Via press release and history files on hand(FRIDAY JANUARY 19) The Horse Trust, based in Great Britain, has committed a further ?1 million (approximately $2 million in USD) to equine research and clinical scholarships. The Trust, formerly known as the Home of Rest for Horses, created five clinical scholarships and five scientific research grants following the recent meeting of its Scientific Committee.
Paul Jepson, Chief Executive and Veterinary Director of the Trust said, “The Horse Trust’s investment in equine research illustrates the charity’s commitment to the health and welfare of all horses, to reduce pain and suffering and find cures and treatments to a variety of diseases.”
THE HORSE TRUST’S 2007 GRANTS:
University of Bristol: Veterinary School Clinical Scholarship in Equine Studies(Dentistry) ? 80,000University of Edinburgh: Clinical Scholarship in Equine Studies ? 80,000University of Glasgow: Veterinary Clinical Scholarship in Equine ClinicalStudies ? 80,000University of Liverpool: Mucin gene expression in the equine respiratory tractin response to disease relevant mediators ? 136,285Animal Health Trust: A nationwide system for surveillance of equine grasssickness – Phase 1: Development and implementation ? 89,873Royal Veterinary College: Clinical Scholarship in Equine Clinical Epidemiology ? 80,000 Royal Veterinary College: Down-regulation of neutrophil accumulation in equineinflammatory disease ? 182,056UCL Institute of Orthopaedics: Age related changes to matrix turnover in functionally distinct equine tendons – an important determinant of susceptibility to tendonitis in horses ? 145,422University of Liverpool : Equine geriatric health and welfare in the UK ?131,560University of Liverpool: Clinical Scholarship in Equine Gastroenterology ?80,000 TOTAL ?1,085,196
The Horse Trust is the largest provider of funds for equine welfare in the United Kingdom.
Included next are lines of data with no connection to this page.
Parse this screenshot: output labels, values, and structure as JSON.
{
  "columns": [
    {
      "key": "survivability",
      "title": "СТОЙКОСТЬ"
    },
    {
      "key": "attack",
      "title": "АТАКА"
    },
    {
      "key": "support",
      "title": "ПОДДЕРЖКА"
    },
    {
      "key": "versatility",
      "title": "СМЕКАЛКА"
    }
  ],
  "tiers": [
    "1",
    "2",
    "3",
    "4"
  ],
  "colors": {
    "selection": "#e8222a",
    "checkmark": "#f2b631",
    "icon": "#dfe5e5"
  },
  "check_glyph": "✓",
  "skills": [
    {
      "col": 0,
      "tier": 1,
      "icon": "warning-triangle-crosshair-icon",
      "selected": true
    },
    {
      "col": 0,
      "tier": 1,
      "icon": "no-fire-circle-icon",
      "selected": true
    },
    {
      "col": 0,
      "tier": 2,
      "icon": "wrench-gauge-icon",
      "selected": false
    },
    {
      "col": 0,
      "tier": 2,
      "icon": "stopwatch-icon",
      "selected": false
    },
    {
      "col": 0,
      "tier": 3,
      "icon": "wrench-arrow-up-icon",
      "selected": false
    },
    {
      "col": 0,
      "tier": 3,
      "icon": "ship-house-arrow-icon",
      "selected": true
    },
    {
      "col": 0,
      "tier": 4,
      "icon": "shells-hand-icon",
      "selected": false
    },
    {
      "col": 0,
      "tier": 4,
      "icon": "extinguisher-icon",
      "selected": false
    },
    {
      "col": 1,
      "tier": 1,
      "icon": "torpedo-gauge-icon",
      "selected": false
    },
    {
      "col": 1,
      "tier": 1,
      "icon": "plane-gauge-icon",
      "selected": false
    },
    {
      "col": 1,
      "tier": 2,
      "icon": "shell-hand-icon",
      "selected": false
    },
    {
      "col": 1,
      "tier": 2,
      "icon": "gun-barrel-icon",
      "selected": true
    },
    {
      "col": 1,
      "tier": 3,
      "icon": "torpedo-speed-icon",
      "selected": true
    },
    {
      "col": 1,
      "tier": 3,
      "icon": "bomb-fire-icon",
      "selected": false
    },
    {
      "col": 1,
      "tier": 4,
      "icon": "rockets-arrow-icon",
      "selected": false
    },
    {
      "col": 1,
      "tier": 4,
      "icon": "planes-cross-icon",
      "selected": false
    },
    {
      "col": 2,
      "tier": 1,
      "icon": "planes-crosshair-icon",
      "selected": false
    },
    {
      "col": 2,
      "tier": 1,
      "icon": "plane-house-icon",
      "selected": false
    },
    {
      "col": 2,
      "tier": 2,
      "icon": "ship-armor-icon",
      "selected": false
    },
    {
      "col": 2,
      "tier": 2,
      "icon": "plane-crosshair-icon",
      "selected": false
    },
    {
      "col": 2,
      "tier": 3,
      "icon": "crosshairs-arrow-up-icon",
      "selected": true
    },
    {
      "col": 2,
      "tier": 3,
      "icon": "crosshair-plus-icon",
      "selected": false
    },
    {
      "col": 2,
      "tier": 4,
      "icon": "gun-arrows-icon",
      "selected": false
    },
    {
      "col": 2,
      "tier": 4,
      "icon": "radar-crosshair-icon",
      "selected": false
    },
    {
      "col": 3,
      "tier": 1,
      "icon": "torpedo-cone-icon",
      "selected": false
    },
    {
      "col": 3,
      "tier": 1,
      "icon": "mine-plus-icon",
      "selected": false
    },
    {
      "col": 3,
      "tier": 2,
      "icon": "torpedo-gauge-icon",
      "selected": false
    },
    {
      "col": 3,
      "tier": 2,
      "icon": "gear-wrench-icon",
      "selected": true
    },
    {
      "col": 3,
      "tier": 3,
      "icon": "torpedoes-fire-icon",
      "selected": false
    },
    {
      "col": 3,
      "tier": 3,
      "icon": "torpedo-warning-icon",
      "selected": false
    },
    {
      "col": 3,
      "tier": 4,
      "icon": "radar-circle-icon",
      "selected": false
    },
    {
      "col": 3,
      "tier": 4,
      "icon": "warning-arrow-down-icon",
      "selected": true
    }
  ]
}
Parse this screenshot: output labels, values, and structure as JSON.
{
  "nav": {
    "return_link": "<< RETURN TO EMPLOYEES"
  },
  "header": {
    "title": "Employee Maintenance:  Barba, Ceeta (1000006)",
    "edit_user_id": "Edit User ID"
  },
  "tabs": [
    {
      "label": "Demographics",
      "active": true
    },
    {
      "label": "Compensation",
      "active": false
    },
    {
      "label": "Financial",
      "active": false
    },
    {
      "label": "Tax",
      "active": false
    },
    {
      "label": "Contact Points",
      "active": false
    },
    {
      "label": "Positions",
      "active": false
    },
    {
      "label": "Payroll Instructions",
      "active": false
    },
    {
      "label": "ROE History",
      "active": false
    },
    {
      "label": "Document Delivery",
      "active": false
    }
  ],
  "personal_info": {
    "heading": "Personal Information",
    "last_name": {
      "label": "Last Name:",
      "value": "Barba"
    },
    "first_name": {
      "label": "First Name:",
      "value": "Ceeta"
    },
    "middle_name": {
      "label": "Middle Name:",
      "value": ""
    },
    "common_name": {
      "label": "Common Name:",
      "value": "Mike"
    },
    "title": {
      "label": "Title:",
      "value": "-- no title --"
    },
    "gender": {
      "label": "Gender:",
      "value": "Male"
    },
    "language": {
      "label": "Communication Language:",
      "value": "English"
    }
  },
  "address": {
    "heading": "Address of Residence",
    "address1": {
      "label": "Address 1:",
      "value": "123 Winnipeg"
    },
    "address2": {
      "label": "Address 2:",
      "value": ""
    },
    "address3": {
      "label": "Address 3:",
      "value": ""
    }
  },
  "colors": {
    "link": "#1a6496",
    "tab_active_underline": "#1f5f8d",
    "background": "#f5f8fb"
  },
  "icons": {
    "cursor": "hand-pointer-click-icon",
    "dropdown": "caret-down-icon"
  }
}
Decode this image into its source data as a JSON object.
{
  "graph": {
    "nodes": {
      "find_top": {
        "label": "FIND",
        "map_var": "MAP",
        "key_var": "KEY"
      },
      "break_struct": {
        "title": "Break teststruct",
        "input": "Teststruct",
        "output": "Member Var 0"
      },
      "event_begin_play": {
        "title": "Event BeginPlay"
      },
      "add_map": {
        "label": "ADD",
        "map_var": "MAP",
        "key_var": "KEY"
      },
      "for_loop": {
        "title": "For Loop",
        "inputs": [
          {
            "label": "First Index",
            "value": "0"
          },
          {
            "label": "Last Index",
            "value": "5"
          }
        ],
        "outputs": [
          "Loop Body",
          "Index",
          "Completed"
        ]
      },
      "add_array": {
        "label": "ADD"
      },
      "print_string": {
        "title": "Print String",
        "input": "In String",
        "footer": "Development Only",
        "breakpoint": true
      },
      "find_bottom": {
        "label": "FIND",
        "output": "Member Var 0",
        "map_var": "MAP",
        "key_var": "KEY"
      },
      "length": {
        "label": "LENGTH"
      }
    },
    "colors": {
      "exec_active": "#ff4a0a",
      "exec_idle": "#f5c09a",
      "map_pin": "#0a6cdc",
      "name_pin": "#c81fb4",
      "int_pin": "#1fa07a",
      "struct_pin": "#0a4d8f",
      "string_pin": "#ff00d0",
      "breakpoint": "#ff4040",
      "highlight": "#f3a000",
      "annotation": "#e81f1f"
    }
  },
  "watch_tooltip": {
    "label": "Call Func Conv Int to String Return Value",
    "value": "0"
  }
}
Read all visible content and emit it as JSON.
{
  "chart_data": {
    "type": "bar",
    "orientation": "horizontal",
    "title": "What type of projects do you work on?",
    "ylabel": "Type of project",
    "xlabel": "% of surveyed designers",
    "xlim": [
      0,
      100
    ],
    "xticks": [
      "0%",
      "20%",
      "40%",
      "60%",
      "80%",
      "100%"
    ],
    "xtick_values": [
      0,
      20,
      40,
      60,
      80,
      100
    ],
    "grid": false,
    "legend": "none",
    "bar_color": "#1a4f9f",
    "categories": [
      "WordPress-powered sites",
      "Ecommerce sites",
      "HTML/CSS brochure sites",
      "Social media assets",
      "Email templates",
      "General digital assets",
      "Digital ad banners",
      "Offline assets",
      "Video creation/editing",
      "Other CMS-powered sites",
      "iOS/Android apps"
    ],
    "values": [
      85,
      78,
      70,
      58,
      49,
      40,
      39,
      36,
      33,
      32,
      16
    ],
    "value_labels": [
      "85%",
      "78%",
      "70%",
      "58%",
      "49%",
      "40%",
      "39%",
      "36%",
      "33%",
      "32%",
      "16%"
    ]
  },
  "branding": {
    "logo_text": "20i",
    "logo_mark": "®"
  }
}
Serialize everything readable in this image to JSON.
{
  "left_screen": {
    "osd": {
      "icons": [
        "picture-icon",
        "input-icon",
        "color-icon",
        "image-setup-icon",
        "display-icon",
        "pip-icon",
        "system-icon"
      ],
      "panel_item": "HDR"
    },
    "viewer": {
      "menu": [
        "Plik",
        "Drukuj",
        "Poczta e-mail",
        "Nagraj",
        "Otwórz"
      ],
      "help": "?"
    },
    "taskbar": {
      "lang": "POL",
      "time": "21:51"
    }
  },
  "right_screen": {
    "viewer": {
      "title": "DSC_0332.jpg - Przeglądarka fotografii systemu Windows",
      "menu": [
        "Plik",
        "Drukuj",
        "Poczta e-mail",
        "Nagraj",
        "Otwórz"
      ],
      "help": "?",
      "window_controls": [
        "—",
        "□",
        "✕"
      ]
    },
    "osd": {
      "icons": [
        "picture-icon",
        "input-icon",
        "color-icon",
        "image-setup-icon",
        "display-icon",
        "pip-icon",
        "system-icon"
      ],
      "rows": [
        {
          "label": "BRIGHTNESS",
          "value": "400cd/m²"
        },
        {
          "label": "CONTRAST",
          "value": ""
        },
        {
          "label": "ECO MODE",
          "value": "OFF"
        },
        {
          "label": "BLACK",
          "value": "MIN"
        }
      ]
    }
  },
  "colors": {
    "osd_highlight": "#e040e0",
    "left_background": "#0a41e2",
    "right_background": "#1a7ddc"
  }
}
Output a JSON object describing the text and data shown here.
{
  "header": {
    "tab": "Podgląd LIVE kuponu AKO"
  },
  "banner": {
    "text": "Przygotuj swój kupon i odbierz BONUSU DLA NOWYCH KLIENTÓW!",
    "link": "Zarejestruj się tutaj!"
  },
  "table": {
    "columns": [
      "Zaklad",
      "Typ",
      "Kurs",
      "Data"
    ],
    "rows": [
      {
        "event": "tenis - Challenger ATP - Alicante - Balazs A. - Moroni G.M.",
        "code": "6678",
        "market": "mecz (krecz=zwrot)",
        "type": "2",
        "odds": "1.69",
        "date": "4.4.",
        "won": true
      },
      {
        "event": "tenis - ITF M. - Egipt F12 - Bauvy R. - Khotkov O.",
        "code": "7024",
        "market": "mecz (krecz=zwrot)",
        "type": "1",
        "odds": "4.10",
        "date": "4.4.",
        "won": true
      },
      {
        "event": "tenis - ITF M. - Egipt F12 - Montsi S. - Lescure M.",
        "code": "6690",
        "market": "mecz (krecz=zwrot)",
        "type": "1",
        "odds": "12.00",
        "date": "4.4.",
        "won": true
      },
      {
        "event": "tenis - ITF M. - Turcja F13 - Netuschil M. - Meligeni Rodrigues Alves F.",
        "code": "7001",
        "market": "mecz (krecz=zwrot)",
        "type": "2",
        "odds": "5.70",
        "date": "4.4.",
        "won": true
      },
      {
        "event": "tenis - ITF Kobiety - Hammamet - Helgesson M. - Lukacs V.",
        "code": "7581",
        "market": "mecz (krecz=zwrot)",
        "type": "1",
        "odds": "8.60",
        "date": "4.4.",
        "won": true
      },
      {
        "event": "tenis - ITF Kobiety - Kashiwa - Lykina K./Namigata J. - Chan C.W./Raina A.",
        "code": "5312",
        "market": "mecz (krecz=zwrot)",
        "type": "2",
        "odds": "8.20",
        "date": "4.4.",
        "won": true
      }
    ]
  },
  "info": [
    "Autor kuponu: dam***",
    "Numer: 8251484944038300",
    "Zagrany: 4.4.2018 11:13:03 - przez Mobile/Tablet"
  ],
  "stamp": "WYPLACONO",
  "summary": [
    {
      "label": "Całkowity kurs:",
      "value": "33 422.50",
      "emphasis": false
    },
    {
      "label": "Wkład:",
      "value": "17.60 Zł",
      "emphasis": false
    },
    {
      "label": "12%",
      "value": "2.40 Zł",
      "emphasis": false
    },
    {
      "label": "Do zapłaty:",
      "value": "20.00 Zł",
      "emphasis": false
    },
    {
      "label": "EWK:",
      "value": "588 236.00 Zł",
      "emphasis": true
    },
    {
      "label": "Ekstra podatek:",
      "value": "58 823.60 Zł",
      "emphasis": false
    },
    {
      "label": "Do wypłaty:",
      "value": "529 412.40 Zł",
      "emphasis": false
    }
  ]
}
Founded in 1886, it is the oldest horse charity in the UK. Miss Ann Lindo, inspired by the book ‘Black Beauty’ and determined to do something about the plight of working horses, set up a home of rest for horses, mules and donkeys at a farm near London. Fittingly its first resident was an overworked London cab horse.
During the First World War, “The Home” provided the prototype of an early motorised horse ambulance to help the evacuation of wounded horses from the front lines in France.
When the number of working horses depending on a recovery farm declined in the mid-20th century, the group formed a foundation with the purpose of giving grants to aid the welfare of horses.
The Horse Trust is committed to a program of welfare, science and education: it funds research into equine diseases; gives grants to help build and equip equine hospitals throughout the country and works to raise awareness of the importance of cost, care and commitment to responsible horse ownership. The Horse Trust also manages The Home of Rest for Horses which, funded solely by donations and legacies, provides lifetime sanctuary for more than 100 retired working horses, ponies and donkeys.
Editor’s note: Great Britain is home to 1.35 million horses, according to the British Equestrian Trade Association (BETA); The Horse Trust is one of many funding sources there, although it is the largest. By way of comparison in the USA, which is home to between 6 and 10 million horses (depending on whose figures you accept), the largest funding charity is the Grayson-Jockey Club Research Foundation, which allocated $957,260 to research projects in 2006. According to the watchdog web site charitynavigator.org, that foundation allocates approximately $750,000 per year to research. The American Quarter Horse Foundation allocated approximately $500,000 for research support this year. No doubt the contributions of The Horse Trust are resulting in new medical and welfare benefits to horses all over the world.